[Opening GIVEN RECORDS section]

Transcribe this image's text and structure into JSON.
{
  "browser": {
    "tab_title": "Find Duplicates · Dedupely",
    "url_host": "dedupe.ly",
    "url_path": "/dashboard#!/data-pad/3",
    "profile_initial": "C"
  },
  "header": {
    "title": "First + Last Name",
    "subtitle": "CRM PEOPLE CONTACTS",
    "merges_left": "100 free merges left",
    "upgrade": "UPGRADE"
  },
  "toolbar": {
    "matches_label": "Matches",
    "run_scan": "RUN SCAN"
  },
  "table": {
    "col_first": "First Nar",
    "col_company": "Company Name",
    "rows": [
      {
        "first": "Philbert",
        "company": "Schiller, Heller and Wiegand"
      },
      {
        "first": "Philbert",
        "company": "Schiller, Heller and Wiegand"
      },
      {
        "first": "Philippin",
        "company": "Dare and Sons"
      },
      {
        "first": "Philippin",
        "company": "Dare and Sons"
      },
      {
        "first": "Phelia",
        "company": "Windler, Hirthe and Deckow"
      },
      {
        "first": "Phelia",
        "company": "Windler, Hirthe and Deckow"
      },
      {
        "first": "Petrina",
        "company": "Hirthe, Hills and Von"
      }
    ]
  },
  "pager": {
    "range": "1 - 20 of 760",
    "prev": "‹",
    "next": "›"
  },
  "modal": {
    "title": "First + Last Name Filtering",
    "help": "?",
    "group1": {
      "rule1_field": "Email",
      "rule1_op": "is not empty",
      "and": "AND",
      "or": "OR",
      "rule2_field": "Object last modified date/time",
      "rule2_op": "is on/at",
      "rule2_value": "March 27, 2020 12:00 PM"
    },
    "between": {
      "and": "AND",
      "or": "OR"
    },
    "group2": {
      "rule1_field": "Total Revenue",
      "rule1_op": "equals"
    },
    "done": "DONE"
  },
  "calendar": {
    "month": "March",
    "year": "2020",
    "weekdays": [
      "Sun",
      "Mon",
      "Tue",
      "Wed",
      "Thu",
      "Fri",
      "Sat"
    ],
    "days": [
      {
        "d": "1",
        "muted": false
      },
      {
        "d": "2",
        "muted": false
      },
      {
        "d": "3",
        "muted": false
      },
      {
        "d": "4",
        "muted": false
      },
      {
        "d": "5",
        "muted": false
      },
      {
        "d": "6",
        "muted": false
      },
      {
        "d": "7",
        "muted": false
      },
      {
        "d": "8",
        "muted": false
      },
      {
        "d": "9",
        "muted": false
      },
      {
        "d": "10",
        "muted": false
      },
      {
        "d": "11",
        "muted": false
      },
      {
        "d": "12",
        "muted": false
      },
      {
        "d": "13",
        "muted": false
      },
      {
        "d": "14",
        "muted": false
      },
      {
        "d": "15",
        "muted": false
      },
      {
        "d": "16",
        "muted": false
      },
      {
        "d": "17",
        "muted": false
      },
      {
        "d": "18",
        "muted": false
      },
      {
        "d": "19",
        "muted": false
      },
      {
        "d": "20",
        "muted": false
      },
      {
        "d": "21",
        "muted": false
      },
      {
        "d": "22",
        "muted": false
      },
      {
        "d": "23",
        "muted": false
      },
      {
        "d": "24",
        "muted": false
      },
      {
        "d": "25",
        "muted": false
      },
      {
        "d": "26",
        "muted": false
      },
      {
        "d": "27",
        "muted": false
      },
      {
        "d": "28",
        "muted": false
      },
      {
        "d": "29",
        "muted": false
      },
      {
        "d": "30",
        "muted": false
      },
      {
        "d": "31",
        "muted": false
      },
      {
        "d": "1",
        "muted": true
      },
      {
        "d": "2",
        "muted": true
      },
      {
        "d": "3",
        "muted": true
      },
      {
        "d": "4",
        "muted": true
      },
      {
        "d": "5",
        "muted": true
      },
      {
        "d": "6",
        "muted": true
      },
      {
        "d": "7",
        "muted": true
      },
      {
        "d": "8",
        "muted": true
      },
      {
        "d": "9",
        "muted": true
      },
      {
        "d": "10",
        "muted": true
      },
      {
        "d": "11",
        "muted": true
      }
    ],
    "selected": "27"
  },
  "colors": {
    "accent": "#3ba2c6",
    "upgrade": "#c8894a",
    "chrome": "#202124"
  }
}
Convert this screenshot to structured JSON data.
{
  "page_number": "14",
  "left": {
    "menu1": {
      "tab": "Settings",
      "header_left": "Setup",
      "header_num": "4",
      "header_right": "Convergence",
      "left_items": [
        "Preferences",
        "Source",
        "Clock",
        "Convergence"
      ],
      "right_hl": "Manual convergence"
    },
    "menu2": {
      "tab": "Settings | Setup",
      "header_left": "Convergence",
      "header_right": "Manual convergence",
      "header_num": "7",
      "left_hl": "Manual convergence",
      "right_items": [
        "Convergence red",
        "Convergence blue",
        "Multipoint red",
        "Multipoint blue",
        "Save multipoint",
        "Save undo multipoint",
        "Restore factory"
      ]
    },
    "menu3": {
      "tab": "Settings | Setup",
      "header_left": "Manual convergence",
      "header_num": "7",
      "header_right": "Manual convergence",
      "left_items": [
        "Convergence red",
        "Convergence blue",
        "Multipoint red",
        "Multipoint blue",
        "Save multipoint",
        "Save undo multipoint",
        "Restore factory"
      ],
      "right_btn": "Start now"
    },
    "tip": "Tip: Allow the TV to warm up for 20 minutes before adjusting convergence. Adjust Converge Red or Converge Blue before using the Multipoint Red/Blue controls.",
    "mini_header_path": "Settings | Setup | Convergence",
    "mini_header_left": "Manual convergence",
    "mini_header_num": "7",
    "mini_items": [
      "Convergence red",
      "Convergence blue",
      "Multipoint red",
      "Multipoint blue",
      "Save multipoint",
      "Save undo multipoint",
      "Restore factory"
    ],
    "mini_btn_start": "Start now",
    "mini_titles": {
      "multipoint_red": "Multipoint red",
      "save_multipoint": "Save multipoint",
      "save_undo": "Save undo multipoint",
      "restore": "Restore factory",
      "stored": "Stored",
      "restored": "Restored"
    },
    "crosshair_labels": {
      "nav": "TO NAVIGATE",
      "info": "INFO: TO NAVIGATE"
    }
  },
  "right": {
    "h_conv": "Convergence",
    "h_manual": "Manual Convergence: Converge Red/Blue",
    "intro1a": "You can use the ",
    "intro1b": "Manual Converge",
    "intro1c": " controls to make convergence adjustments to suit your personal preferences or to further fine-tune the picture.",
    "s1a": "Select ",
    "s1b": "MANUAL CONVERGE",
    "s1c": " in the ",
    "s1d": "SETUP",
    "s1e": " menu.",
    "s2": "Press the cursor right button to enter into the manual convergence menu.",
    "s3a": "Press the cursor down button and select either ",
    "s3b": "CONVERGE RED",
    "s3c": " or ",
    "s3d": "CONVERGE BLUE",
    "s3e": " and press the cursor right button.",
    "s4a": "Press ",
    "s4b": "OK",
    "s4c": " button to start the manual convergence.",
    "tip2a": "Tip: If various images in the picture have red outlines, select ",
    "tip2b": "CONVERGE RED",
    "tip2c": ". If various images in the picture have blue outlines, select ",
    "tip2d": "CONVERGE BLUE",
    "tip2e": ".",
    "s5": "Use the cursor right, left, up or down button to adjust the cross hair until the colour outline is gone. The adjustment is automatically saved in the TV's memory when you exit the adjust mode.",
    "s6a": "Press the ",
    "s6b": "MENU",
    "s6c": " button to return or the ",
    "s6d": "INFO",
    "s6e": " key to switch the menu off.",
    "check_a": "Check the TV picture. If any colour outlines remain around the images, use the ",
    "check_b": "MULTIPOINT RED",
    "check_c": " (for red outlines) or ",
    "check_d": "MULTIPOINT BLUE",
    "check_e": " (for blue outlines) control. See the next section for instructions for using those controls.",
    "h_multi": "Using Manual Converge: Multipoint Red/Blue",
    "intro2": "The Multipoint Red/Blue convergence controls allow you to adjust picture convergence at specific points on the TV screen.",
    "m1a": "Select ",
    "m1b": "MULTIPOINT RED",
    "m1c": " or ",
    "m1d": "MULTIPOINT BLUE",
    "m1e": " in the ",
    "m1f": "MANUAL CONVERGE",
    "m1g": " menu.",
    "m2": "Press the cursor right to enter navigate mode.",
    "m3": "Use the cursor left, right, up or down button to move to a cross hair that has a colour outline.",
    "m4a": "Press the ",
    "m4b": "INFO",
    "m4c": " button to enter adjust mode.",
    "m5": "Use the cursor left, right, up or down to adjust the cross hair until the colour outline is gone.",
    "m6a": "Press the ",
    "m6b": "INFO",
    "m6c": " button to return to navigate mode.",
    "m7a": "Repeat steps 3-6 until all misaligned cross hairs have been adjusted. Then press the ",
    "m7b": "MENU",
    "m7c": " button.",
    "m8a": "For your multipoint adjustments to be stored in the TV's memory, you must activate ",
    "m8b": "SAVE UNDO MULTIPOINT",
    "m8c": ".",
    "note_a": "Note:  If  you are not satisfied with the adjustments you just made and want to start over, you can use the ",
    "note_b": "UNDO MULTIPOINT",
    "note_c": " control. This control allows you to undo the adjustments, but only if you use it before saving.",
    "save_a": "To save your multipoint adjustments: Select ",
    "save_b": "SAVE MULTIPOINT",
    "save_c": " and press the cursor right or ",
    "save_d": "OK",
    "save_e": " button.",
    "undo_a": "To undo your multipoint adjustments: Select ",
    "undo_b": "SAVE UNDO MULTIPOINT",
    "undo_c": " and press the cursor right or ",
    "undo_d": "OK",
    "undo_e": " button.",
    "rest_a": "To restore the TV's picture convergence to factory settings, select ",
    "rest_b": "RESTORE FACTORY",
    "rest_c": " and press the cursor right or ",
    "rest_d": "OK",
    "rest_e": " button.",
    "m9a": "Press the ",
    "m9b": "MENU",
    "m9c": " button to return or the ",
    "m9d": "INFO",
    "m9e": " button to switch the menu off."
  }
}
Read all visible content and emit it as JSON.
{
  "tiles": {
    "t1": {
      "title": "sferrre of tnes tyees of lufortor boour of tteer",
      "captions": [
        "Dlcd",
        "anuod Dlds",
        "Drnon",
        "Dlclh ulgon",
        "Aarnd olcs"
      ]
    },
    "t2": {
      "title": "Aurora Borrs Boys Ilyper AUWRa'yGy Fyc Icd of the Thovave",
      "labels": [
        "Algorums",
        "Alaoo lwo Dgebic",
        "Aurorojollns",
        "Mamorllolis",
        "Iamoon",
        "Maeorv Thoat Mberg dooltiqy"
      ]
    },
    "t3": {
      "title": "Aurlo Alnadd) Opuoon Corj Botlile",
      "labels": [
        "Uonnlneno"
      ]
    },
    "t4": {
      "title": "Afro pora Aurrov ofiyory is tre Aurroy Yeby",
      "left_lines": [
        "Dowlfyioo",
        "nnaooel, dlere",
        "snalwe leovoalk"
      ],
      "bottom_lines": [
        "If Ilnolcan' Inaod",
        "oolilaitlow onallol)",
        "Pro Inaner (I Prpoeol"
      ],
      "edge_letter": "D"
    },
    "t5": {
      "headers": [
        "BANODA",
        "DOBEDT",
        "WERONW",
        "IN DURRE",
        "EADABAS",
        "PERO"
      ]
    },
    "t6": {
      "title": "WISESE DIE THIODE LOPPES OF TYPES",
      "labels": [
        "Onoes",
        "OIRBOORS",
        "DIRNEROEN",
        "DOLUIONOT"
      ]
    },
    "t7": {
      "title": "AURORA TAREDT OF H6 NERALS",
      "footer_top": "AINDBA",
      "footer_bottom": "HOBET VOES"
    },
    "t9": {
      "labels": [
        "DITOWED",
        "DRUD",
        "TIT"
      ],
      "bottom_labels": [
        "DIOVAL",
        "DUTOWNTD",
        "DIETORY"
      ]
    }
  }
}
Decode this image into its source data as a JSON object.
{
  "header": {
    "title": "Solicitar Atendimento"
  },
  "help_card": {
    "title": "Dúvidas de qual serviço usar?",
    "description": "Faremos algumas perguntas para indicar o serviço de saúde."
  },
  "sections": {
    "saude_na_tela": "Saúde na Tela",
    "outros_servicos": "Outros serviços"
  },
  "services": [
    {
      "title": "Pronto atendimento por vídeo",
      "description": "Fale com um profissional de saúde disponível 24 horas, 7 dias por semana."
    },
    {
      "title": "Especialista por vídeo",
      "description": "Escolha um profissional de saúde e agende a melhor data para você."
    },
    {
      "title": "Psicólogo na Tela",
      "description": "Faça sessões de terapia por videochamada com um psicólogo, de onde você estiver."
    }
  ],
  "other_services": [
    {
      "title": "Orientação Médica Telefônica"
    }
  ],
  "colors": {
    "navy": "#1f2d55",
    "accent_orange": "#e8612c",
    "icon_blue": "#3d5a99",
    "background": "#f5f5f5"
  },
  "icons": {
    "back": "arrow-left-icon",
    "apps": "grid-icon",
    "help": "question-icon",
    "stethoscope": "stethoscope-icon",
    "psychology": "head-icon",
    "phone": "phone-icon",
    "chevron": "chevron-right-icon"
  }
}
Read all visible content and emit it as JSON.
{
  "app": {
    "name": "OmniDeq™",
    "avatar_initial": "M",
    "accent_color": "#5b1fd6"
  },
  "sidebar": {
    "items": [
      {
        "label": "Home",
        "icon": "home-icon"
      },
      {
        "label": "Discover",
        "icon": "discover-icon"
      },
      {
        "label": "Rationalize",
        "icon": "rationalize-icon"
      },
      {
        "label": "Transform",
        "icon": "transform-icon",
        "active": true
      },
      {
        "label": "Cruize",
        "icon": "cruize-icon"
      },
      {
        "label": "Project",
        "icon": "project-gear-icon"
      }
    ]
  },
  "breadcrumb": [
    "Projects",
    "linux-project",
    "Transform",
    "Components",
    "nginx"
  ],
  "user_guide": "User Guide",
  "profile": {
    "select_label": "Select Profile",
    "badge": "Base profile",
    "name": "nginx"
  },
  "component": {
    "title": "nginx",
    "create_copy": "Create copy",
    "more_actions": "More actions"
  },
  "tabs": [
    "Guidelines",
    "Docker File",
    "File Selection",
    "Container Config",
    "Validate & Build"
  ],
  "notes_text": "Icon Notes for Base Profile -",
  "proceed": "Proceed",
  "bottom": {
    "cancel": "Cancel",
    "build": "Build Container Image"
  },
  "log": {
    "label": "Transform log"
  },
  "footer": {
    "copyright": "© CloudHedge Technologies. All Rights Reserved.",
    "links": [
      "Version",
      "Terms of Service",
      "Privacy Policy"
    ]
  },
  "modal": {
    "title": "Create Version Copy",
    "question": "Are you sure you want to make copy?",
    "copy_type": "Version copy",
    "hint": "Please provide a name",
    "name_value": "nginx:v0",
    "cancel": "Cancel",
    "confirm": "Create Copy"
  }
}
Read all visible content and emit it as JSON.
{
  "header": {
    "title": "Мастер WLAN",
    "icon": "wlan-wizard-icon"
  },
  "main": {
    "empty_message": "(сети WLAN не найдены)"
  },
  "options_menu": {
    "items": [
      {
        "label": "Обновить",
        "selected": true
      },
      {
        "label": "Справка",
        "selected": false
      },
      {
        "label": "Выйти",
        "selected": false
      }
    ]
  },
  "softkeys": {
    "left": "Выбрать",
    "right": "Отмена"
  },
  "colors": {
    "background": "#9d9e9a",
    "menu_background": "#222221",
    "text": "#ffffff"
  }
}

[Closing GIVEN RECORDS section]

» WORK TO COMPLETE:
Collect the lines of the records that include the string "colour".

» ANSWER TO THIS TASK:
    "s5": "Use the cursor right, left, up or down button to adjust the cross hair until the colour outline is gone. The adjustment is automatically saved in the TV's memory when you exit the adjust mode.",
    "check_a": "Check the TV picture. If any colour outlines remain around the images, use the ",
    "m3": "Use the cursor left, right, up or down button to move to a cross hair that has a colour outline.",
    "m5": "Use the cursor left, right, up or down to adjust the cross hair until the colour outline is gone.",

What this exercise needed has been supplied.